++++ Information supplied ++++

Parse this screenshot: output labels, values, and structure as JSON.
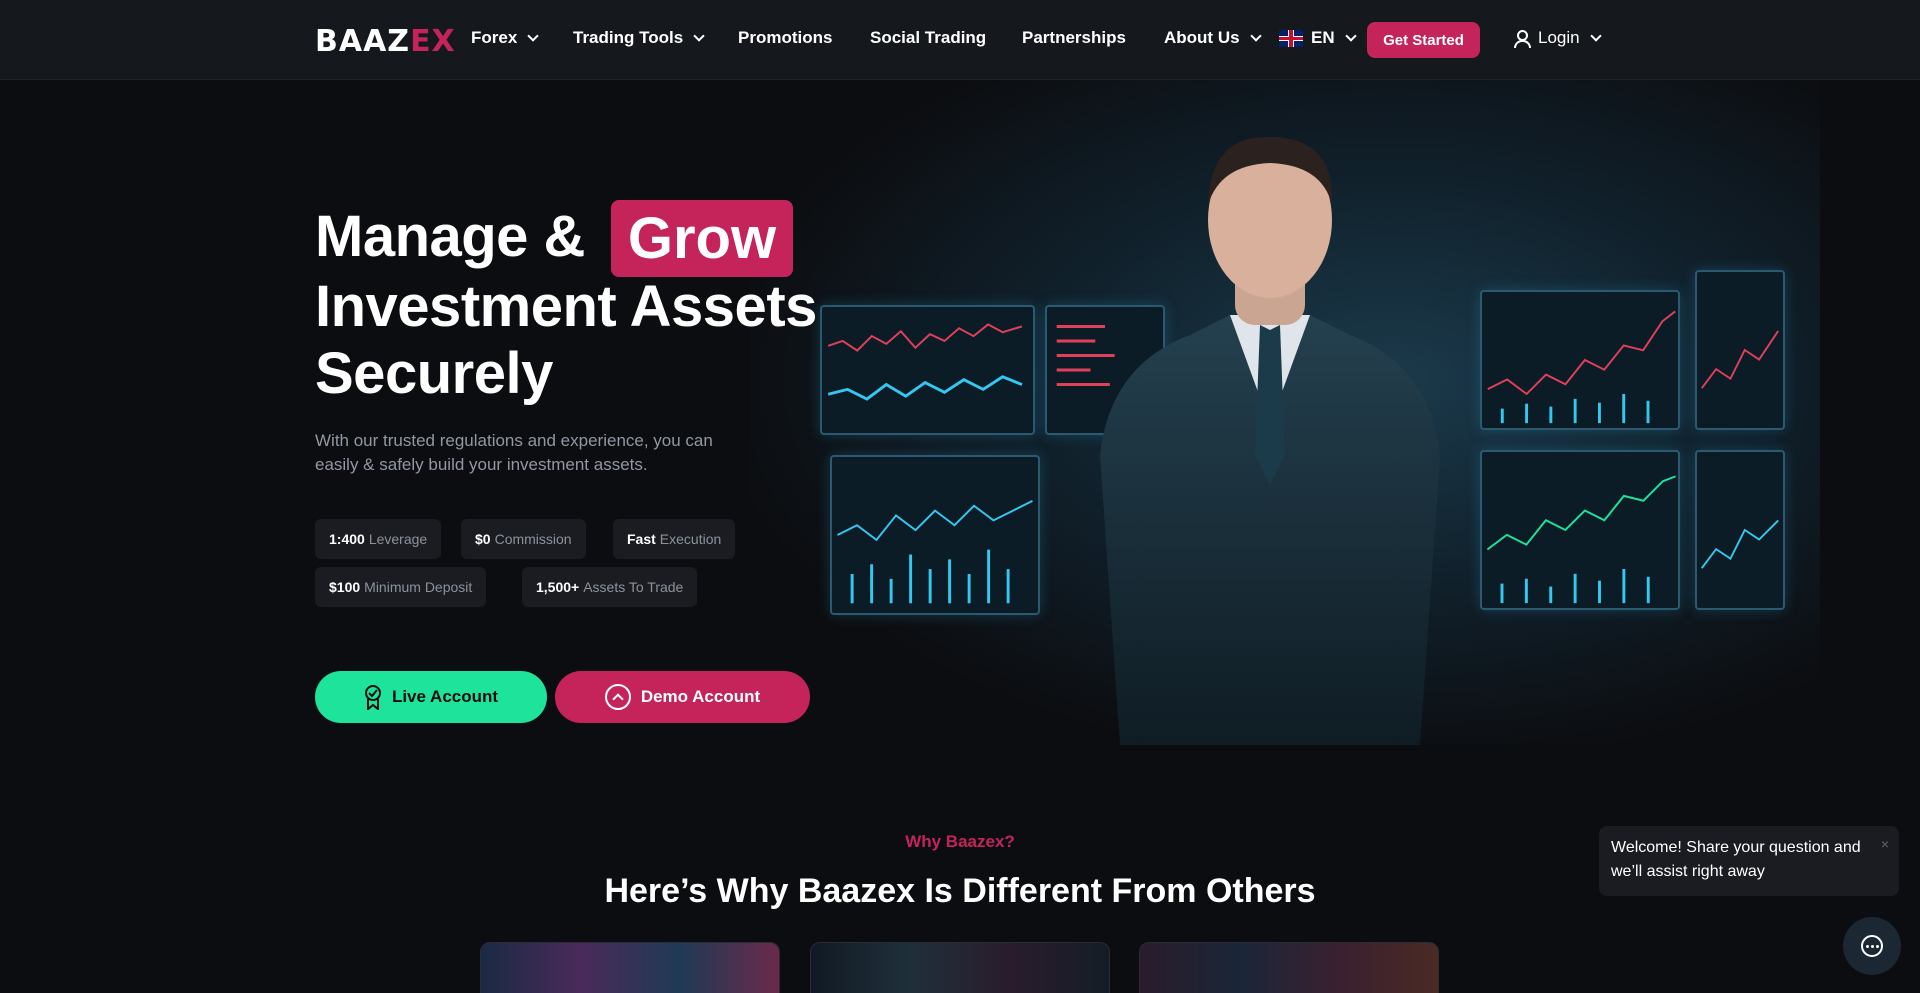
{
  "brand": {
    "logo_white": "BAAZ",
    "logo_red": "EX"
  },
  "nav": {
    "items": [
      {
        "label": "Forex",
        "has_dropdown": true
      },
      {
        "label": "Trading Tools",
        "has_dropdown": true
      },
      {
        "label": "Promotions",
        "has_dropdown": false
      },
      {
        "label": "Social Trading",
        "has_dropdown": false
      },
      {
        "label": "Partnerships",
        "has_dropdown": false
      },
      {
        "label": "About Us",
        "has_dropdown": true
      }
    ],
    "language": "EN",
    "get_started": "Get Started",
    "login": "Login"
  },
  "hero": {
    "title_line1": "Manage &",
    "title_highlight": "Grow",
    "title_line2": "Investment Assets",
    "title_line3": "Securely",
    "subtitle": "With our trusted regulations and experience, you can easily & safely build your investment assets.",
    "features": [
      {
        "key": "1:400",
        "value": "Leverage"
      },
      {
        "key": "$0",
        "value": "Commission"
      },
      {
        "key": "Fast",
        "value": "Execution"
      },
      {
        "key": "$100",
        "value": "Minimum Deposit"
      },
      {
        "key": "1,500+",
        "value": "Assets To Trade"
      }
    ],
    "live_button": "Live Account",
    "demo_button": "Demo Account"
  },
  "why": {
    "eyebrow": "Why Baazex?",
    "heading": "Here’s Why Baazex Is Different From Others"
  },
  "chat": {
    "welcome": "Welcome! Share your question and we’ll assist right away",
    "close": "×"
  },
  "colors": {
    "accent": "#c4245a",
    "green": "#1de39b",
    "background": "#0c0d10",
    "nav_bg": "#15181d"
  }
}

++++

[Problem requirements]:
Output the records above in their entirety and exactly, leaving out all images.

[Solution to this task]:
Parse this screenshot: output labels, values, and structure as JSON.
{
  "brand": {
    "logo_white": "BAAZ",
    "logo_red": "EX"
  },
  "nav": {
    "items": [
      {
        "label": "Forex",
        "has_dropdown": true
      },
      {
        "label": "Trading Tools",
        "has_dropdown": true
      },
      {
        "label": "Promotions",
        "has_dropdown": false
      },
      {
        "label": "Social Trading",
        "has_dropdown": false
      },
      {
        "label": "Partnerships",
        "has_dropdown": false
      },
      {
        "label": "About Us",
        "has_dropdown": true
      }
    ],
    "language": "EN",
    "get_started": "Get Started",
    "login": "Login"
  },
  "hero": {
    "title_line1": "Manage &",
    "title_highlight": "Grow",
    "title_line2": "Investment Assets",
    "title_line3": "Securely",
    "subtitle": "With our trusted regulations and experience, you can easily & safely build your investment assets.",
    "features": [
      {
        "key": "1:400",
        "value": "Leverage"
      },
      {
        "key": "$0",
        "value": "Commission"
      },
      {
        "key": "Fast",
        "value": "Execution"
      },
      {
        "key": "$100",
        "value": "Minimum Deposit"
      },
      {
        "key": "1,500+",
        "value": "Assets To Trade"
      }
    ],
    "live_button": "Live Account",
    "demo_button": "Demo Account"
  },
  "why": {
    "eyebrow": "Why Baazex?",
    "heading": "Here’s Why Baazex Is Different From Others"
  },
  "chat": {
    "welcome": "Welcome! Share your question and we’ll assist right away",
    "close": "×"
  },
  "colors": {
    "accent": "#c4245a",
    "green": "#1de39b",
    "background": "#0c0d10",
    "nav_bg": "#15181d"
  }
}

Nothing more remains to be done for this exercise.